───── LISTED ENTRIES ─────
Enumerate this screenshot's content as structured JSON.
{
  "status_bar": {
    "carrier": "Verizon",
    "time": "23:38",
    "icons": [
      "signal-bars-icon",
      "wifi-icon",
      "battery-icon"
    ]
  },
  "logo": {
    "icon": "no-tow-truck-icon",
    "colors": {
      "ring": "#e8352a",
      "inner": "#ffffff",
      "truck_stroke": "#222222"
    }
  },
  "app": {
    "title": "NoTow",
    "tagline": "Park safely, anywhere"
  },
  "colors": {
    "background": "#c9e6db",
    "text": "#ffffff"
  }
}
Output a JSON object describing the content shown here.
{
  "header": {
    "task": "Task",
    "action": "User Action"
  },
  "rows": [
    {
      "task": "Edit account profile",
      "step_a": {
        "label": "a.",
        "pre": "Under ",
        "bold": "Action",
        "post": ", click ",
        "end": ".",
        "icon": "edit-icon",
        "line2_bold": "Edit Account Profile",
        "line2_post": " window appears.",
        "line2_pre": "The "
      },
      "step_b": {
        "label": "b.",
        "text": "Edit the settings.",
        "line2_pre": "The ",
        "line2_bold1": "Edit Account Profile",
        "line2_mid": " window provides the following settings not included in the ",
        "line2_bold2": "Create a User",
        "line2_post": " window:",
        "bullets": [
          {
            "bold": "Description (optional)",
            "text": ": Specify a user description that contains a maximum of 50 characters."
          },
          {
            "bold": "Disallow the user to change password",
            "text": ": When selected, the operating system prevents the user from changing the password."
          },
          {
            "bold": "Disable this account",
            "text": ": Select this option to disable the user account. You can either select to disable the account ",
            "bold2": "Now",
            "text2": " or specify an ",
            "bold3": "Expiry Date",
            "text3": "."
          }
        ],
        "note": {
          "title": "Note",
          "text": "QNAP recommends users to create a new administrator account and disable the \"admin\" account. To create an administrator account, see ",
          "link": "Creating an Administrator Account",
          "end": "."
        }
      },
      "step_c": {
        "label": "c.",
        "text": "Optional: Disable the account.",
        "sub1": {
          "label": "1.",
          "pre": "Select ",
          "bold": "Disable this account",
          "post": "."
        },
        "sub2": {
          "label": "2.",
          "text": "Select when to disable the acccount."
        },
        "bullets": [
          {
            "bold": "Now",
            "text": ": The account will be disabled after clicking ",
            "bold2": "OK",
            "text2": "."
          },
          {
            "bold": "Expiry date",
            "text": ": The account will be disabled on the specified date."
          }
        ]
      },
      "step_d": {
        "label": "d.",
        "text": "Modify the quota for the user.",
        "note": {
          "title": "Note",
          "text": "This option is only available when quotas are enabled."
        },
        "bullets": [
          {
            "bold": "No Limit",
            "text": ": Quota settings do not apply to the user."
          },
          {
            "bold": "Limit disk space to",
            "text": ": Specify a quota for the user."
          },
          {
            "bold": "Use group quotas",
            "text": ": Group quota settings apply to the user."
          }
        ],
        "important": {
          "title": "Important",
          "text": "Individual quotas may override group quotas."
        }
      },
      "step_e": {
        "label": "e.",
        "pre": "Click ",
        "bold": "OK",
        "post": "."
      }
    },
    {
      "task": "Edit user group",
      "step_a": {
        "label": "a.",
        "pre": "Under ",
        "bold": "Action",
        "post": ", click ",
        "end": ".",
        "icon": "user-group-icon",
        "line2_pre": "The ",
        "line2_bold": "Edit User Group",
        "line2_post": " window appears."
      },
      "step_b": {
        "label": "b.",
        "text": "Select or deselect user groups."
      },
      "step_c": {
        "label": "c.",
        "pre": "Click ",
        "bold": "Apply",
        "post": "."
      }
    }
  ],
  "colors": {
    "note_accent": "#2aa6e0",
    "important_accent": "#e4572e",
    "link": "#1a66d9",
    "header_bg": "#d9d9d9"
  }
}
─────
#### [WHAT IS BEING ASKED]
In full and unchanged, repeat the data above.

#### [THE COMPLETED TASK]
Enumerate this screenshot's content as structured JSON.
{
  "status_bar": {
    "carrier": "Verizon",
    "time": "23:38",
    "icons": [
      "signal-bars-icon",
      "wifi-icon",
      "battery-icon"
    ]
  },
  "logo": {
    "icon": "no-tow-truck-icon",
    "colors": {
      "ring": "#e8352a",
      "inner": "#ffffff",
      "truck_stroke": "#222222"
    }
  },
  "app": {
    "title": "NoTow",
    "tagline": "Park safely, anywhere"
  },
  "colors": {
    "background": "#c9e6db",
    "text": "#ffffff"
  }
}
Output a JSON object describing the content shown here.
{
  "header": {
    "task": "Task",
    "action": "User Action"
  },
  "rows": [
    {
      "task": "Edit account profile",
      "step_a": {
        "label": "a.",
        "pre": "Under ",
        "bold": "Action",
        "post": ", click ",
        "end": ".",
        "icon": "edit-icon",
        "line2_bold": "Edit Account Profile",
        "line2_post": " window appears.",
        "line2_pre": "The "
      },
      "step_b": {
        "label": "b.",
        "text": "Edit the settings.",
        "line2_pre": "The ",
        "line2_bold1": "Edit Account Profile",
        "line2_mid": " window provides the following settings not included in the ",
        "line2_bold2": "Create a User",
        "line2_post": " window:",
        "bullets": [
          {
            "bold": "Description (optional)",
            "text": ": Specify a user description that contains a maximum of 50 characters."
          },
          {
            "bold": "Disallow the user to change password",
            "text": ": When selected, the operating system prevents the user from changing the password."
          },
          {
            "bold": "Disable this account",
            "text": ": Select this option to disable the user account. You can either select to disable the account ",
            "bold2": "Now",
            "text2": " or specify an ",
            "bold3": "Expiry Date",
            "text3": "."
          }
        ],
        "note": {
          "title": "Note",
          "text": "QNAP recommends users to create a new administrator account and disable the \"admin\" account. To create an administrator account, see ",
          "link": "Creating an Administrator Account",
          "end": "."
        }
      },
      "step_c": {
        "label": "c.",
        "text": "Optional: Disable the account.",
        "sub1": {
          "label": "1.",
          "pre": "Select ",
          "bold": "Disable this account",
          "post": "."
        },
        "sub2": {
          "label": "2.",
          "text": "Select when to disable the acccount."
        },
        "bullets": [
          {
            "bold": "Now",
            "text": ": The account will be disabled after clicking ",
            "bold2": "OK",
            "text2": "."
          },
          {
            "bold": "Expiry date",
            "text": ": The account will be disabled on the specified date."
          }
        ]
      },
      "step_d": {
        "label": "d.",
        "text": "Modify the quota for the user.",
        "note": {
          "title": "Note",
          "text": "This option is only available when quotas are enabled."
        },
        "bullets": [
          {
            "bold": "No Limit",
            "text": ": Quota settings do not apply to the user."
          },
          {
            "bold": "Limit disk space to",
            "text": ": Specify a quota for the user."
          },
          {
            "bold": "Use group quotas",
            "text": ": Group quota settings apply to the user."
          }
        ],
        "important": {
          "title": "Important",
          "text": "Individual quotas may override group quotas."
        }
      },
      "step_e": {
        "label": "e.",
        "pre": "Click ",
        "bold": "OK",
        "post": "."
      }
    },
    {
      "task": "Edit user group",
      "step_a": {
        "label": "a.",
        "pre": "Under ",
        "bold": "Action",
        "post": ", click ",
        "end": ".",
        "icon": "user-group-icon",
        "line2_pre": "The ",
        "line2_bold": "Edit User Group",
        "line2_post": " window appears."
      },
      "step_b": {
        "label": "b.",
        "text": "Select or deselect user groups."
      },
      "step_c": {
        "label": "c.",
        "pre": "Click ",
        "bold": "Apply",
        "post": "."
      }
    }
  ],
  "colors": {
    "note_accent": "#2aa6e0",
    "important_accent": "#e4572e",
    "link": "#1a66d9",
    "header_bg": "#d9d9d9"
  }
}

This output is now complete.